"I miss my daddy," said 11-year-old Katrena Beasley, as she waited anxiously on the dock to hug storekeeper Royce Beasley, who had been away on the Polk for 3 1/2 months.

The downside of being a submarine officer is being away at sea so much, often leading to divorce and shattered lives for the families left on shore. The upside, according to those submariners who stay in the boats, is knowing you are in charge of one of the most lethal and complicated weapons every deployed.

"The responsibility you get at a young age -- you're not going to find it anywhere else," said Wilhelm A. (Butch) Hansen, 28, the father of two children who has decided to stay with submarines.

"The responsibility for the reactor and its operations are incredible," he said, "but that's not the only job you do. You also stand watch when you're driving the submarine and have a lot of jobs on the personnel management side."
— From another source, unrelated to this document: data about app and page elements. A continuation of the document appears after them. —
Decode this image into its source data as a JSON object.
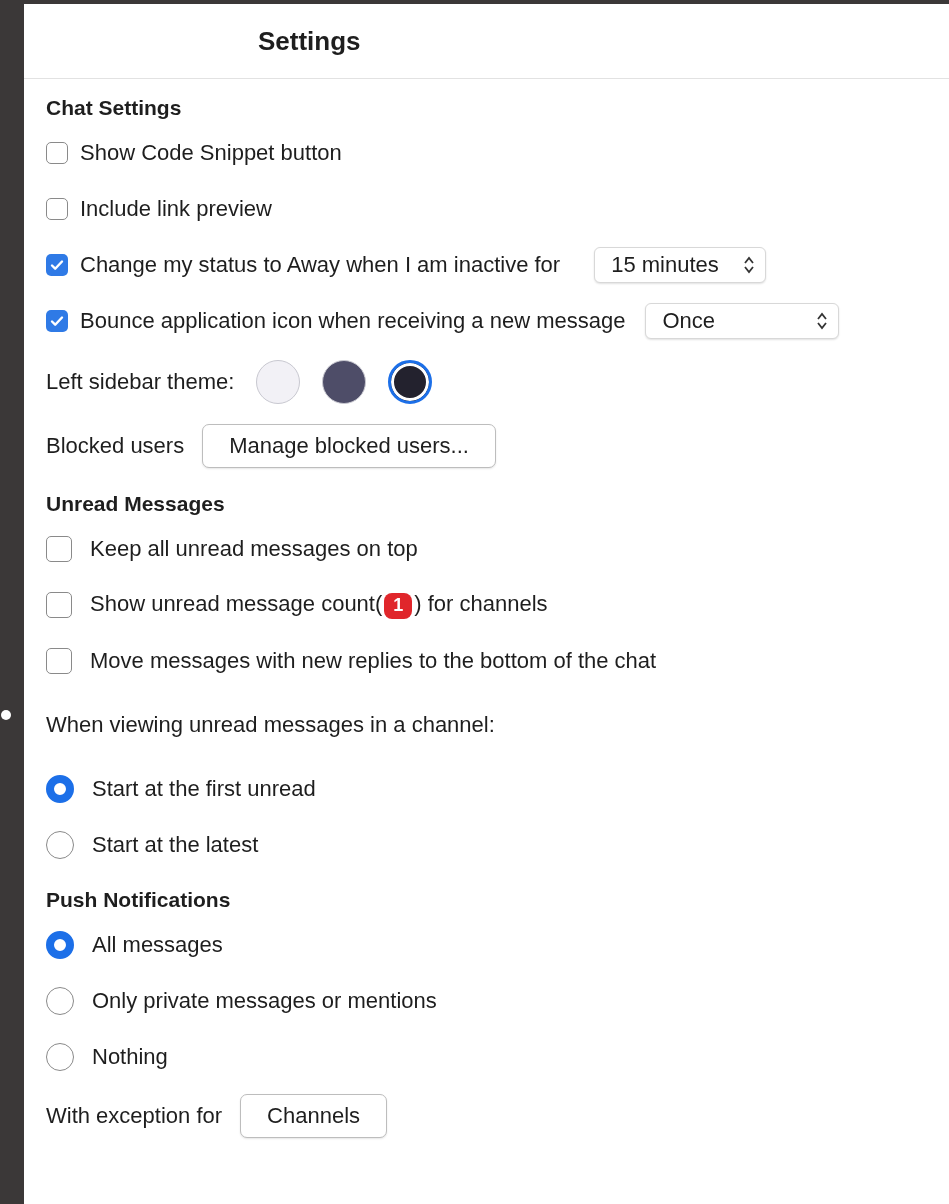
{
  "title": "Settings",
  "sections": [
    {
      "heading": "Chat Settings",
      "items": [
        {
          "kind": "checkbox",
          "label": "Show Code Snippet button",
          "checked": false
        },
        {
          "kind": "checkbox",
          "label": "Include link preview",
          "checked": false
        },
        {
          "kind": "checkbox",
          "label": "Change my status to Away when I am inactive for",
          "checked": true,
          "select": "15 minutes"
        },
        {
          "kind": "checkbox",
          "label": "Bounce application icon when receiving a new message",
          "checked": true,
          "select": "Once"
        },
        {
          "kind": "theme",
          "label": "Left sidebar theme:",
          "swatches": [
            {
              "color": "#f2f1f6",
              "selected": false
            },
            {
              "color": "#4e4d68",
              "selected": false
            },
            {
              "color": "#23222e",
              "selected": true
            }
          ]
        },
        {
          "kind": "button",
          "label": "Blocked users",
          "button": "Manage blocked users..."
        }
      ]
    },
    {
      "heading": "Unread Messages",
      "items": [
        {
          "kind": "checkbox",
          "label": "Keep all unread messages on top",
          "checked": false
        },
        {
          "kind": "checkbox",
          "label": "Show unread message count(",
          "badge": "1",
          "label_after": ") for channels",
          "checked": false
        },
        {
          "kind": "checkbox",
          "label": "Move messages with new replies to the bottom of the chat",
          "checked": false
        },
        {
          "kind": "text",
          "label": "When viewing unread messages in a channel:"
        },
        {
          "kind": "radio",
          "label": "Start at the first unread",
          "selected": true
        },
        {
          "kind": "radio",
          "label": "Start at the latest",
          "selected": false
        }
      ]
    },
    {
      "heading": "Push Notifications",
      "items": [
        {
          "kind": "radio",
          "label": "All messages",
          "selected": true
        },
        {
          "kind": "radio",
          "label": "Only private messages or mentions",
          "selected": false
        },
        {
          "kind": "radio",
          "label": "Nothing",
          "selected": false
        },
        {
          "kind": "button",
          "label": "With exception for",
          "button": "Channels"
        }
      ]
    }
  ]
}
If he left the Navy, Hansen said, he could walk into a civilian job that pays a comparable salary, or maybe a little more. "But you'd be pure engineer," he said. "You wouldn't be diversified."

As for the problems inflicted on his family by his long tours at sea, Hansen said: "I have a high degree of confidence it can work out. My wife is very pro-Navy and very satisfied with the life style so far."

Hansen will make about $38,000 this year as a lieutenant, thanks in part to extra pay submariners receive. He intends to sign up for an additional four years soon, which will qualify him for the $28,000 bonus Congress has authorized for any submarine officer who will sign up for four years beyond his first tour of obligated service. The first $7,000 of that bonus is payable in advance. A submarine officer also can opt for being paid $6,000 a year extra for every additional year he remains beyond his obligation.

Van Dollen, on the other hand, found that submarine life can be depressing, despite its challenges. "Sense of doom isn't the right word. But when you're home you know you're going to turn around in a short time and do it again. My son is 4 now. If I were to go away again it would be hard for him to adjust."

The Navy's goal -- admittedly a distant one -- to make submarine life more tolerable for men like Von Dollen is to give officers two years ashore after their three years of sea duty; then rotate them between sea and shore at intervals until they advance to executive officer on a submarine, the second-highest job.

As an executive officer, the submariner would remain on sea duty for two years, then go home to a shore job for two years. If selected to be a submarine commander -- "the last monarch," a former commander called it -- the submariner would serve for three yeaers at sea. Then the rest of his career would be spent in staff jobs, mostly like ashore.

But, again because of the chronic shortage, top officers are being forced to stay in their seagoing jobs much longer than that. The skipper, for example, is being kept in command for 4.8 years on the average, a long time for such an intensive, demanding job.

When the government is putting up huge sums for military hardware, why should these men in the officer corps bear the personal burden of inadequate manpower?

"It's not easy to answer that question," Hayward said. "You reach down and try to inspire the individuals who are top talent and are leaving.

"You call upon the other things that have caused them to stay with you as long as they have, because obviously they are challenged by the intellectual side of it, the leadership side of it, by the understanding of the uniqueness of nuclear-powered submarines.

"You try to compensate with pay. You just keep saying, 'There's a job to do. Let's get it done.'"